Exercise: Each line of the records containing "this" is to be copied out and returned.

Exercise inputs START

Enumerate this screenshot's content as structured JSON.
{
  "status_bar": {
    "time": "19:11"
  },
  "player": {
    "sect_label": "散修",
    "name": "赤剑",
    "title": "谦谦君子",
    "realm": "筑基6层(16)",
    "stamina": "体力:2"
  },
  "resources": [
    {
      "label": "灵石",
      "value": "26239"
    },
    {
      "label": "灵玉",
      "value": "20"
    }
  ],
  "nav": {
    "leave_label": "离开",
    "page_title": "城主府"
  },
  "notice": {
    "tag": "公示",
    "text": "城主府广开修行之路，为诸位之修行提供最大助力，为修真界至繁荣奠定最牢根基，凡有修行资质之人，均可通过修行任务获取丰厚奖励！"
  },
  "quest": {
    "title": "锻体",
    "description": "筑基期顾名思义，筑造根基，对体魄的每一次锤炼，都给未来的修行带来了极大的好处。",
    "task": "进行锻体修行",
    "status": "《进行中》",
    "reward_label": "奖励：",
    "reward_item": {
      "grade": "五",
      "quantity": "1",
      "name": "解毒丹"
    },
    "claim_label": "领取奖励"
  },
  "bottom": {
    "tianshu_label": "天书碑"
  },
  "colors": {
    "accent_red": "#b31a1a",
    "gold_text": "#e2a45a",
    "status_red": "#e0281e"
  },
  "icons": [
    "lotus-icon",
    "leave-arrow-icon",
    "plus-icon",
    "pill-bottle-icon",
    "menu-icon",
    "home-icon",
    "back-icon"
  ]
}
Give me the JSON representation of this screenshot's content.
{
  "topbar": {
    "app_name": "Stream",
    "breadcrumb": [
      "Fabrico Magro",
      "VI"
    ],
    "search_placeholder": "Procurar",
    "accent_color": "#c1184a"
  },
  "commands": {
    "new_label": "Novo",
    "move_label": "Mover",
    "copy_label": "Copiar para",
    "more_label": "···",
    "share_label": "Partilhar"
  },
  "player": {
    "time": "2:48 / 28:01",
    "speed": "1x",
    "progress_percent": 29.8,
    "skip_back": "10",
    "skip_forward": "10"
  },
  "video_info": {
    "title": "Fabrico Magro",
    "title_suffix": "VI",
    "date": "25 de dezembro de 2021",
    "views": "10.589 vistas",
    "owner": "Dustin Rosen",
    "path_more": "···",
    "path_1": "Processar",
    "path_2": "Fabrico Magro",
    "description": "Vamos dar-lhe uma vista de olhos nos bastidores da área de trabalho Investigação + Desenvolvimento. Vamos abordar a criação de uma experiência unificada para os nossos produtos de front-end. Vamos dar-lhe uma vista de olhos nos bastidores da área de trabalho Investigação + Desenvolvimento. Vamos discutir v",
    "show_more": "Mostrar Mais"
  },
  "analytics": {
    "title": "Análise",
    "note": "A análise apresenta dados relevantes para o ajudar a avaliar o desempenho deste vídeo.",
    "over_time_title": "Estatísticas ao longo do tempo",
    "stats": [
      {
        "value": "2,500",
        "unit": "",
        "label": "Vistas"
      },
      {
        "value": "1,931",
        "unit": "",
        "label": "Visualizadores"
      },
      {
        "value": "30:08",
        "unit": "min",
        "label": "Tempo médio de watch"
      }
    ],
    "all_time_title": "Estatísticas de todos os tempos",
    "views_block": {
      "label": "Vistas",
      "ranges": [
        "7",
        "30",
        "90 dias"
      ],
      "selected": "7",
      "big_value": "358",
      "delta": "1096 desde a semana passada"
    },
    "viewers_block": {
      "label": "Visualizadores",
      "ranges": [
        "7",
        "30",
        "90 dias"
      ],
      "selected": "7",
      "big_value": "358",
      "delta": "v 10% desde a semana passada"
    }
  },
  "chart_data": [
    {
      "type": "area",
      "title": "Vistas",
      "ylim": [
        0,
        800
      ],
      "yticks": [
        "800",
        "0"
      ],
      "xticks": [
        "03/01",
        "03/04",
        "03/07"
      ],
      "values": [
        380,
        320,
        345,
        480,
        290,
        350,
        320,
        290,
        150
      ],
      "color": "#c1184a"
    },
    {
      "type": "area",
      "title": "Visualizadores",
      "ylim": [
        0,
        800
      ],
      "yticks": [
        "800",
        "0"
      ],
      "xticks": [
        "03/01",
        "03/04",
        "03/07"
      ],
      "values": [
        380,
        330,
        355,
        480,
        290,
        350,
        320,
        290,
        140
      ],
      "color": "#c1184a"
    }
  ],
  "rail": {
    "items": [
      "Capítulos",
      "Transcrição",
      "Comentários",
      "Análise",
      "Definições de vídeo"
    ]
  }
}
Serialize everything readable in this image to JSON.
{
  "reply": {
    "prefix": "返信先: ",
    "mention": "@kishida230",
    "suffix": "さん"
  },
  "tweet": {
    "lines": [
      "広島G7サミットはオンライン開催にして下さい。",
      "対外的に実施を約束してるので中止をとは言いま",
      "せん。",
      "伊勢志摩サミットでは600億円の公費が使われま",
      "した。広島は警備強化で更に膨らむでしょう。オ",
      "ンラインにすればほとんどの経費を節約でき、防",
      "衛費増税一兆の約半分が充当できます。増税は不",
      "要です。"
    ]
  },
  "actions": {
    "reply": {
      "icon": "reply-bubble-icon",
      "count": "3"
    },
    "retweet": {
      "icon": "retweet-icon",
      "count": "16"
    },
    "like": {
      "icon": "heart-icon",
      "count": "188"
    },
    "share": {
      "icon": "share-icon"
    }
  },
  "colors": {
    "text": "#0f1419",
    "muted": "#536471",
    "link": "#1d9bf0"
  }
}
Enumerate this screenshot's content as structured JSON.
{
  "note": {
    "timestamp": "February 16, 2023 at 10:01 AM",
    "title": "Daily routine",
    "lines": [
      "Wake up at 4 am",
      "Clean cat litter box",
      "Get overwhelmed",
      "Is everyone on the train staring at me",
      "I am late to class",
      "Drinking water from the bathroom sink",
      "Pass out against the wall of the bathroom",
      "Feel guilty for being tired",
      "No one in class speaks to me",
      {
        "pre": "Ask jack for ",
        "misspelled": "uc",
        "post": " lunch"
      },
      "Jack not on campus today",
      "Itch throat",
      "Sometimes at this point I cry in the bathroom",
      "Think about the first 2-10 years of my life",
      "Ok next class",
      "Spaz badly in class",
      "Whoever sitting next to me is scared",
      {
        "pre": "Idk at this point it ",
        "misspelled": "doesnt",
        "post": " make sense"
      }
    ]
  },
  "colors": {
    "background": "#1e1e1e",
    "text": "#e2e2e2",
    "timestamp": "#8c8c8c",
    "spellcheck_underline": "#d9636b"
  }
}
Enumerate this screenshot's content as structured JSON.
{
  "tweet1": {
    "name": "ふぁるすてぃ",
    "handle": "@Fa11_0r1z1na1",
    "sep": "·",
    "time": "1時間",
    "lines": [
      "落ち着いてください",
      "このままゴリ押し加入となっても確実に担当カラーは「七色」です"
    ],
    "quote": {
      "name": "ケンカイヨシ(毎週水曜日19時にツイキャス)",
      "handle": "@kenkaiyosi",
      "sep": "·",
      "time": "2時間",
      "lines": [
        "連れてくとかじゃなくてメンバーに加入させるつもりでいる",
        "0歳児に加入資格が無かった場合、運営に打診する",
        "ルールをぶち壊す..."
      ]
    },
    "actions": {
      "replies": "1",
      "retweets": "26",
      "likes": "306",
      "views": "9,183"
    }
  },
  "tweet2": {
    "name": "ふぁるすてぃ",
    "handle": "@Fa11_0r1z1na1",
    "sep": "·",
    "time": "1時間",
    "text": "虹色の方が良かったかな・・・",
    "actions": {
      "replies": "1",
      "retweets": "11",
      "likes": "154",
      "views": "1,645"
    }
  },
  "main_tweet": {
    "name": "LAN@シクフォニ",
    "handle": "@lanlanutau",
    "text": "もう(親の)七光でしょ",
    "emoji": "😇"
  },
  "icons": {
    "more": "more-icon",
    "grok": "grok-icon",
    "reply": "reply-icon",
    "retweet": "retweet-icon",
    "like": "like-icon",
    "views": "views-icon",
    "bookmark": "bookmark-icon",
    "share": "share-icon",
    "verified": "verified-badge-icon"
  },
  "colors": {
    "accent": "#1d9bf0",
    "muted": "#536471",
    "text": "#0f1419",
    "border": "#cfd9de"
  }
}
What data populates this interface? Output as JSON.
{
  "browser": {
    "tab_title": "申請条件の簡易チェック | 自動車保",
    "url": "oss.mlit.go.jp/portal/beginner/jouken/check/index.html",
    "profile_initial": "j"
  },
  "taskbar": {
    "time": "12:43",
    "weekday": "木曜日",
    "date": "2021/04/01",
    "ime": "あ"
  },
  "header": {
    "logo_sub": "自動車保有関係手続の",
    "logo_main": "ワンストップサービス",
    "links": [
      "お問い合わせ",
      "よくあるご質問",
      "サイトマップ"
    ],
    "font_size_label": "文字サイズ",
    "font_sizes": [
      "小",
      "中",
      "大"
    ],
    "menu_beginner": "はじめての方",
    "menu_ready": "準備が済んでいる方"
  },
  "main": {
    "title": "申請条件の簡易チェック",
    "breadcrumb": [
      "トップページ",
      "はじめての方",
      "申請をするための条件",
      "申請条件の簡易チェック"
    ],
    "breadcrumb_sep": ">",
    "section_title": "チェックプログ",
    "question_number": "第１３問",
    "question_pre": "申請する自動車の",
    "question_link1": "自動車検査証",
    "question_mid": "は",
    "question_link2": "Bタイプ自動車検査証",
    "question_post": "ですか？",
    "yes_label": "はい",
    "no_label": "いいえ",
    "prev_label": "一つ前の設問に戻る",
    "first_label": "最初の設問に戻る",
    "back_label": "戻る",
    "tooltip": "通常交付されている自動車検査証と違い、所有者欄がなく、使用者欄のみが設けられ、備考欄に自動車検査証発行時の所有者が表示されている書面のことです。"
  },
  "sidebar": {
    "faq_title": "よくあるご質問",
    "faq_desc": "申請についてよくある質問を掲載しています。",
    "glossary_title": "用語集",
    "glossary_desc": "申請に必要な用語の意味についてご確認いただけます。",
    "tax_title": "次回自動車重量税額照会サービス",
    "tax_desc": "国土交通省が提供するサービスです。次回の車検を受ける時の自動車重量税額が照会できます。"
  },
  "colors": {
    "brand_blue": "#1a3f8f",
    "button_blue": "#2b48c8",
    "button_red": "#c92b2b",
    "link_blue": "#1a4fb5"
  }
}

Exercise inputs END

Solved exercise:
Enumerate this screenshot's content as structured JSON.
Give me the JSON representation of this screenshot's content.
Serialize everything readable in this image to JSON.
Enumerate this screenshot's content as structured JSON.
      "Sometimes at this point I cry in the bathroom",
        "pre": "Idk at this point it ",
Enumerate this screenshot's content as structured JSON.
What data populates this interface? Output as JSON.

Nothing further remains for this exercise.